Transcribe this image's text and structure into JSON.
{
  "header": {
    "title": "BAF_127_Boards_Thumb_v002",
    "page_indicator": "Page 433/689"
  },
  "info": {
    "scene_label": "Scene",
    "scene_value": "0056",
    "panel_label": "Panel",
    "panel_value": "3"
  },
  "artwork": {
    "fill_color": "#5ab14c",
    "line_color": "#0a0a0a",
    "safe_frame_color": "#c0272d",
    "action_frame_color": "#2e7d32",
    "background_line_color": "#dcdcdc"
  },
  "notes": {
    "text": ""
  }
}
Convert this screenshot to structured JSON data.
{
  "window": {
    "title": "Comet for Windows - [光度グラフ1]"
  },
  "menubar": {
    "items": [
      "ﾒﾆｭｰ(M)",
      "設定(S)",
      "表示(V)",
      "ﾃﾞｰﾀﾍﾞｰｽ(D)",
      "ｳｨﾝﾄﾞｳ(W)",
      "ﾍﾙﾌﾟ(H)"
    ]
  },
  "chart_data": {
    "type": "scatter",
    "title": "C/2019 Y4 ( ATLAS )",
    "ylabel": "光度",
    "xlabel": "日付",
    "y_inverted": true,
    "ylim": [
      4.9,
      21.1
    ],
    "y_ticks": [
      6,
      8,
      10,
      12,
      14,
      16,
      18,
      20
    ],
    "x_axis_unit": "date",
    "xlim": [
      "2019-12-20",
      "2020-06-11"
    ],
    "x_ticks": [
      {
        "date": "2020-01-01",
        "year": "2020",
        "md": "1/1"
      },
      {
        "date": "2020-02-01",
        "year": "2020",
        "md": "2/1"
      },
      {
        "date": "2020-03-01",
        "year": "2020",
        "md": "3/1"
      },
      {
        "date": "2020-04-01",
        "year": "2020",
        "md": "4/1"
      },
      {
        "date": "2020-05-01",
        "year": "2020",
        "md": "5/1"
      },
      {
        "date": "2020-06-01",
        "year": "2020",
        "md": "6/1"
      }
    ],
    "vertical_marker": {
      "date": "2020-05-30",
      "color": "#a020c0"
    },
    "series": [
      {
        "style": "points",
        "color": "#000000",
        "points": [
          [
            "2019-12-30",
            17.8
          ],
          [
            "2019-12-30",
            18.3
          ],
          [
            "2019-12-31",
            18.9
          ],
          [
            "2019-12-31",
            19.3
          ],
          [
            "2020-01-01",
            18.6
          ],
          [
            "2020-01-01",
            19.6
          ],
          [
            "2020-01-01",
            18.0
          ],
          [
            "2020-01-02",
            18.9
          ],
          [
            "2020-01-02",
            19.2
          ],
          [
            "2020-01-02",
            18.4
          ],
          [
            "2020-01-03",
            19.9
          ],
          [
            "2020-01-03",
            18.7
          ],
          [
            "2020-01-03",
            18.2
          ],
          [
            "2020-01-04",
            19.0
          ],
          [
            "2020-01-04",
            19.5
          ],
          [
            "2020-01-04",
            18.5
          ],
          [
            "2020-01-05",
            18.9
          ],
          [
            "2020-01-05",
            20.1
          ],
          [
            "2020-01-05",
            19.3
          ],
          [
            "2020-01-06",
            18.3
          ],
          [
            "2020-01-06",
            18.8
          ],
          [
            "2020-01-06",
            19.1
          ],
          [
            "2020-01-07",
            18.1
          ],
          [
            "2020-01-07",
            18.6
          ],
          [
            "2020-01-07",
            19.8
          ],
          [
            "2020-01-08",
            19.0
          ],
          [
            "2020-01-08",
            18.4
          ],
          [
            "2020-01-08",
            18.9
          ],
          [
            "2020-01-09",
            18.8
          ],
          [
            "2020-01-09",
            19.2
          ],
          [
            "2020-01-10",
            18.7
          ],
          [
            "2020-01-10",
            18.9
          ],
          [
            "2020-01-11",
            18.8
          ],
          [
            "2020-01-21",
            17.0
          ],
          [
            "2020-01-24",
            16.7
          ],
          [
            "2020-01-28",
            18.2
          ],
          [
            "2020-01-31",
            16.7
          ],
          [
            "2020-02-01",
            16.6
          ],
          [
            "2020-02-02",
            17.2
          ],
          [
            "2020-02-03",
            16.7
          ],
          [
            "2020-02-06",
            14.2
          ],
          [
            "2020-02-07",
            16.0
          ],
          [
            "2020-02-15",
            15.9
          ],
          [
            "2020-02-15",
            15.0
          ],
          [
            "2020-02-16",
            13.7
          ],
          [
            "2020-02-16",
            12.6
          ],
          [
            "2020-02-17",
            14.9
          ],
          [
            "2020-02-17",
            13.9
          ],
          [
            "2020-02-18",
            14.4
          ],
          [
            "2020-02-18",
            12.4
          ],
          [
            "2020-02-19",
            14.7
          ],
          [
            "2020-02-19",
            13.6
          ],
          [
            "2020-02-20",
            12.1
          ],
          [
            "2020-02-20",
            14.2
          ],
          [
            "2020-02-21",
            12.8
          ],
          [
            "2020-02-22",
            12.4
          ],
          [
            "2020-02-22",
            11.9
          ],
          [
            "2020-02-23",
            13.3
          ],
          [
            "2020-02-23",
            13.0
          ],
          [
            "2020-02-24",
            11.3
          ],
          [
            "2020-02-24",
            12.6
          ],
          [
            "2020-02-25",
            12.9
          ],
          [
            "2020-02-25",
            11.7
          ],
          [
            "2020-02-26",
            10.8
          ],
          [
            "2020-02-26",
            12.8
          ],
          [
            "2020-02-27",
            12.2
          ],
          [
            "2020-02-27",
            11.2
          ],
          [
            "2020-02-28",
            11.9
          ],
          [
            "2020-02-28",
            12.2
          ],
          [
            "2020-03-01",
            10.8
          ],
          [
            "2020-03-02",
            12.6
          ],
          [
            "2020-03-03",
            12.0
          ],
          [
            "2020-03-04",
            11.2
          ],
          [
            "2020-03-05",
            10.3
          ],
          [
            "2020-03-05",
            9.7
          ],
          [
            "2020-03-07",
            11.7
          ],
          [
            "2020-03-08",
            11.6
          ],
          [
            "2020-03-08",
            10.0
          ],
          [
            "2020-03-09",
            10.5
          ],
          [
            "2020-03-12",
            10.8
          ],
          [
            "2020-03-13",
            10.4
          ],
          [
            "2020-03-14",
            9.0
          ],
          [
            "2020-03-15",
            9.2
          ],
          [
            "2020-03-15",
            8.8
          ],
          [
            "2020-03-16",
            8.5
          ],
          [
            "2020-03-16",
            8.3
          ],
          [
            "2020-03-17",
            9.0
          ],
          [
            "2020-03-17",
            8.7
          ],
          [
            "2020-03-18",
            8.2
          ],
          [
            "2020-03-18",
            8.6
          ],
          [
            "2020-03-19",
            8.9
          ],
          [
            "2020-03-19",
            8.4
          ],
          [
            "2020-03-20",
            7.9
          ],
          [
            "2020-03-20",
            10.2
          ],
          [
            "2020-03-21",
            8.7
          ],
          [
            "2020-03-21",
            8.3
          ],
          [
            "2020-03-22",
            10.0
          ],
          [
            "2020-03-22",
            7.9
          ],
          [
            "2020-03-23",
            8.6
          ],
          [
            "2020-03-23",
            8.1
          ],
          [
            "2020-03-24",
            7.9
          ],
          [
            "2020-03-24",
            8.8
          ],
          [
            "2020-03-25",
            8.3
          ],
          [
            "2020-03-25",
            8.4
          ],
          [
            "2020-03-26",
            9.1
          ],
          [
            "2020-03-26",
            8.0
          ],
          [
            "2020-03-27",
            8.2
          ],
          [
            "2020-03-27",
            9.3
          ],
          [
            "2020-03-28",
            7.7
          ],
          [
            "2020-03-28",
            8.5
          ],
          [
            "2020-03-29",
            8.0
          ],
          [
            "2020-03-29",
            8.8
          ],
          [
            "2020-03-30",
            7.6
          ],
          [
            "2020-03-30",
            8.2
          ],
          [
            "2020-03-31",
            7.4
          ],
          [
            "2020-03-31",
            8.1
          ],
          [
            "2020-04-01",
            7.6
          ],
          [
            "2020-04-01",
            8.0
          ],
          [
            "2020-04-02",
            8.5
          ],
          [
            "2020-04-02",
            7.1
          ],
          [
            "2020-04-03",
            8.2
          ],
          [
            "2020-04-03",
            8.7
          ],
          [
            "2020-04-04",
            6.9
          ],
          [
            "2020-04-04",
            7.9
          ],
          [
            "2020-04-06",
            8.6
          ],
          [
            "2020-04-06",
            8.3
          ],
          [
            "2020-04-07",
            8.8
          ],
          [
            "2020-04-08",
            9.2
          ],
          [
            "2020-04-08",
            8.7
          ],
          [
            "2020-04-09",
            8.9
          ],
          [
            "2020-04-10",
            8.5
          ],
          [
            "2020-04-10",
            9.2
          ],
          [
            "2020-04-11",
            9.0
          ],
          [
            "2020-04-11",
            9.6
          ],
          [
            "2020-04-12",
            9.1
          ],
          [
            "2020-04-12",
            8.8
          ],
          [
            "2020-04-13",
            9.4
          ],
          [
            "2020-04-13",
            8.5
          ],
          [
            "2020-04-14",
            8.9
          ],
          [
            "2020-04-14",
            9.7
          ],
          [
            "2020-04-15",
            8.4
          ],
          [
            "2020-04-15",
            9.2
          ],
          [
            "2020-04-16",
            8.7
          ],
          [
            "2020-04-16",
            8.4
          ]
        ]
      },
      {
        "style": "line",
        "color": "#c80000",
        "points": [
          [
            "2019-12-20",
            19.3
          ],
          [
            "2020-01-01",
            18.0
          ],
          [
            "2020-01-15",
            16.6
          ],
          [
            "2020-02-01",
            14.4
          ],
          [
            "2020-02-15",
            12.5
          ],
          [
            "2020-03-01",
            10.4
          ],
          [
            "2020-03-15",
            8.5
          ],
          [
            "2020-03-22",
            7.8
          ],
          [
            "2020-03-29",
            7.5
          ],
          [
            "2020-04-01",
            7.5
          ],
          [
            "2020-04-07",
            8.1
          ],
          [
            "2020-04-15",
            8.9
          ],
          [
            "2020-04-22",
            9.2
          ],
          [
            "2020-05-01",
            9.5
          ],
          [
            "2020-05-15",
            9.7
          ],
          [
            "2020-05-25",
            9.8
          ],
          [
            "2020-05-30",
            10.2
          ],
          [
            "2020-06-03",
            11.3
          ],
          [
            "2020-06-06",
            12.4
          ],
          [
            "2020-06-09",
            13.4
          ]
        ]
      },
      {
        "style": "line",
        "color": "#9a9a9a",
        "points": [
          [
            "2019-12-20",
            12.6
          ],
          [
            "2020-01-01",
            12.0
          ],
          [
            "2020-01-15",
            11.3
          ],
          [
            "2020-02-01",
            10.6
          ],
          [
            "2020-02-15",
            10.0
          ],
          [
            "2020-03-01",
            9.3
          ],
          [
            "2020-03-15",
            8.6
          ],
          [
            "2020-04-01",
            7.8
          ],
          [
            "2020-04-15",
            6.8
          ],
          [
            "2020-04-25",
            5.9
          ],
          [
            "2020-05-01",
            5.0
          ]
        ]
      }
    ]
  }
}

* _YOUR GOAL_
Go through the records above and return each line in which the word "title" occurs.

* _RESPONSE AREA_
    "title": "BAF_127_Boards_Thumb_v002",
    "title": "Comet for Windows - [光度グラフ1]"
    "title": "C/2019 Y4 ( ATLAS )",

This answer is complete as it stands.